We're considering giving our notice at Londonist Towers and upping sticks for a new home. Specifically, we want to move into Jean Prouvé's Maison Tropicale.
The prefabricated bungalow, standing on the front lawn outside Tate Modern, is in London as part of the excellent Prouvé retrospective at the Design Museum. Dating from the 1950s, the Maison was an attempt at creating lightweight, flat-pack housing for colonial authorities that could easily be loaded into a cargo plane and dispatched to one of France's African outposts. Prouvé's intention was to demonstrate that a house built in his Nancy studio and flown overseas would be cheaper than one constructed from locally-sourced material. Unfortunately, despite the ingenuity of his design, he was proved wrong and only a handful were ever built.
Still, the Maison is a marvel. Resting on stilts, its angled shades and UV-deflecting portholes - made to withstand the harsh equatorial sun - looking redundant in the chill London winter, the building is like something out of a lost French New Wave film. Entering the Maison, one feels surprised not to find a taciturn French préfet poring over charts, Gauloise dog-ends littered around his feet.

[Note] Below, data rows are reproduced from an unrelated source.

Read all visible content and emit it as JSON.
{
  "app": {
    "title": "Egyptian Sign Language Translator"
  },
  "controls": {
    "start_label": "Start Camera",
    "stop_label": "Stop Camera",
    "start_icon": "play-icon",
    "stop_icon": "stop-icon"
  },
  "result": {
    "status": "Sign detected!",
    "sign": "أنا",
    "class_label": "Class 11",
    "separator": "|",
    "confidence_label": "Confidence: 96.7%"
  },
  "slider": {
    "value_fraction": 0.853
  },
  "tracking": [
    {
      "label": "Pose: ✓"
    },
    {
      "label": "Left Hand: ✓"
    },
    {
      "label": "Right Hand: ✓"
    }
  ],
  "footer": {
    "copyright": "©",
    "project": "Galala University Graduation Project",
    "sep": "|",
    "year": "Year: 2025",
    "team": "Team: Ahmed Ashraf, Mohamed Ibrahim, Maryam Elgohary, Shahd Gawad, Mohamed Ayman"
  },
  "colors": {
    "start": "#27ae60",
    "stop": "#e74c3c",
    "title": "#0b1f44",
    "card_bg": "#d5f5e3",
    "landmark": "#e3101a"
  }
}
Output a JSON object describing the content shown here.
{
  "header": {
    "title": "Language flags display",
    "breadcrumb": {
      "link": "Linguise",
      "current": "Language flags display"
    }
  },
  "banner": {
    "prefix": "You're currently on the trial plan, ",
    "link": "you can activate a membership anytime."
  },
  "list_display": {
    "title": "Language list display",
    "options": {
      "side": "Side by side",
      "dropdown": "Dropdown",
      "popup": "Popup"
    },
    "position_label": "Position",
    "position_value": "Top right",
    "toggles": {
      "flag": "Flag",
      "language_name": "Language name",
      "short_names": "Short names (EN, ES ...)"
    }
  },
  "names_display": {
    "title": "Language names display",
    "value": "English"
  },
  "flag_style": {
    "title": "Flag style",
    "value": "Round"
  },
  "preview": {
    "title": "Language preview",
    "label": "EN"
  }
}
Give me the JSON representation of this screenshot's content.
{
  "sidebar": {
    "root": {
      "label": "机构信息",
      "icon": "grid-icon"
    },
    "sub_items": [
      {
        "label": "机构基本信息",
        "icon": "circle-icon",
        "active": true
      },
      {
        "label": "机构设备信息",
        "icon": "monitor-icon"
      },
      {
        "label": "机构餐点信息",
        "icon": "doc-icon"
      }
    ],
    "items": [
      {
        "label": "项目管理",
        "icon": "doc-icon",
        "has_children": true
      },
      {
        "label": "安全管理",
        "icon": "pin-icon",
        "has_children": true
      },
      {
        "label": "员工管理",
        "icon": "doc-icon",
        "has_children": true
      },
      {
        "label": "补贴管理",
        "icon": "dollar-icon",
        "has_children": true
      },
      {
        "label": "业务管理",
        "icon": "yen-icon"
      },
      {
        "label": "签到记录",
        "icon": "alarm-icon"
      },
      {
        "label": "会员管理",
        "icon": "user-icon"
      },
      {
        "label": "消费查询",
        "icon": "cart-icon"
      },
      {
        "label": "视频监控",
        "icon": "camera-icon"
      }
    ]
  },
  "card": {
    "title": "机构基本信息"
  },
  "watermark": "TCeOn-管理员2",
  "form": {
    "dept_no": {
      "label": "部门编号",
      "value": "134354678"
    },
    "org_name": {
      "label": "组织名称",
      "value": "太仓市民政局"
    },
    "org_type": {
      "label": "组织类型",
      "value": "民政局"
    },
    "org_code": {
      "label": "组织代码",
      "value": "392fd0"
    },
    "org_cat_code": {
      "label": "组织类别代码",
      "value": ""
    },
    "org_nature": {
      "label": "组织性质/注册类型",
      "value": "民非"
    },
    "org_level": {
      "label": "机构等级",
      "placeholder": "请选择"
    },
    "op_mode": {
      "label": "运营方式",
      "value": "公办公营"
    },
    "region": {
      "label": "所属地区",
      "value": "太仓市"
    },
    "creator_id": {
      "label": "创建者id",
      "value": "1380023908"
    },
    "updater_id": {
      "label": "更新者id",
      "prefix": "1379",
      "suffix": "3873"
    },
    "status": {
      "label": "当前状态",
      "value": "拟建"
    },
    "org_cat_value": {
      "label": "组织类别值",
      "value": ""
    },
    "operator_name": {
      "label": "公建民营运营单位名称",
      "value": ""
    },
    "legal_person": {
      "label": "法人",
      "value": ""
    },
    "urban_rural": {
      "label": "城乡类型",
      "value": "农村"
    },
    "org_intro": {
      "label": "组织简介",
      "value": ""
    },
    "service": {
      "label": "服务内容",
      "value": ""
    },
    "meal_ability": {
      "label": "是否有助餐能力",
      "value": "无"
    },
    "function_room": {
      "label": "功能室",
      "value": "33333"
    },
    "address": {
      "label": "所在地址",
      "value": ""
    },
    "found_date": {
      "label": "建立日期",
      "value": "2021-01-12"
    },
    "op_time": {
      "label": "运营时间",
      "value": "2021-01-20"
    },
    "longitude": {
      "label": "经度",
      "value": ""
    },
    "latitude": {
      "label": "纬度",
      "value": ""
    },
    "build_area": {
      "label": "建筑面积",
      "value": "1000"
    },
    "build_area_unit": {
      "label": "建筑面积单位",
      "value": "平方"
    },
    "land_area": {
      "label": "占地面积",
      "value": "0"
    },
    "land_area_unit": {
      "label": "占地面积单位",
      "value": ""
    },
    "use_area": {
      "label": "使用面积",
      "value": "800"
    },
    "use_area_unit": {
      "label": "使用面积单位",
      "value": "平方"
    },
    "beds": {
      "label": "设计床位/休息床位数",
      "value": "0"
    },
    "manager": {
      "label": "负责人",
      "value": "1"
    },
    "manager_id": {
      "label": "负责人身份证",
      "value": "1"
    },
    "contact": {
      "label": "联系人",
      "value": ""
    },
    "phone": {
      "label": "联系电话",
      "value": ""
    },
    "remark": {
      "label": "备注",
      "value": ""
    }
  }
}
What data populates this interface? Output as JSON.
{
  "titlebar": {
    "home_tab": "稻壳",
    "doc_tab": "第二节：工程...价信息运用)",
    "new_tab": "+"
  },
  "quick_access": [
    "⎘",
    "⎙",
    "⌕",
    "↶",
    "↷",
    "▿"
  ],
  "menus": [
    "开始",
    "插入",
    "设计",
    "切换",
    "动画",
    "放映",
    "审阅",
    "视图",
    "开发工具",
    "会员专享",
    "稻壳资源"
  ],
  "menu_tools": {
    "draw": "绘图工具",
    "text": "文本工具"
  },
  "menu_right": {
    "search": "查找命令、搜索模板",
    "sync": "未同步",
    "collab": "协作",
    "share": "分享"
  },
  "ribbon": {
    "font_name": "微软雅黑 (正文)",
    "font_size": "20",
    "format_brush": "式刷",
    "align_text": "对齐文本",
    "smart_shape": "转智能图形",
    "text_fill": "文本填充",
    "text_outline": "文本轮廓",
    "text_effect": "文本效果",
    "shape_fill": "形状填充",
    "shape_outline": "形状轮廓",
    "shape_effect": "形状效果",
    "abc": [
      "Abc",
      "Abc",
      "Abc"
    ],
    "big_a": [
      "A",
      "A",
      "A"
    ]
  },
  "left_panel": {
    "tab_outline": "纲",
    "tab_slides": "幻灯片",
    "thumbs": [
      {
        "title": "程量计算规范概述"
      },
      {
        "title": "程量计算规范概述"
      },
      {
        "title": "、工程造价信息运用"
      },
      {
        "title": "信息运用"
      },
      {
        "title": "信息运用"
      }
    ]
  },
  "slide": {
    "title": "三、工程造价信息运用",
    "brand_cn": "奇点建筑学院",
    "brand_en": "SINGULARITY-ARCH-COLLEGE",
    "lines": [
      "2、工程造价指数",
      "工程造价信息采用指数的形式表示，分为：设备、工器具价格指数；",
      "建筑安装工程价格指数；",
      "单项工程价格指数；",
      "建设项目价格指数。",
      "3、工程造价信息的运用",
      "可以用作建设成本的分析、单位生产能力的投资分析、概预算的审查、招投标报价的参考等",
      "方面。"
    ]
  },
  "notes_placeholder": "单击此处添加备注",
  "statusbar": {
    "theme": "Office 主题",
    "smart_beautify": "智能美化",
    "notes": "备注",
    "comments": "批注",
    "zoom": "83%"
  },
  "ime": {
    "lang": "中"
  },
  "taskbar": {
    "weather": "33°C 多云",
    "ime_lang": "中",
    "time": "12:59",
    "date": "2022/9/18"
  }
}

It is a wonder we still have this remarkable relic. This particular Maison was deposited in Brazzaville, Congo in the Fifties. It was re-discovered a few years ago, smashed and bullet-ridden from the decades of Congo's civil war, by Eric Touchaleaume, who's likened in this Guardian profile to the Indiana Jones of furniture collecting. The house has since been sold to an LA hotel magnate for $5 million - which does, unfortunately, put it out of Londonist's slender price index for the time being. Still, a blog can dream, right?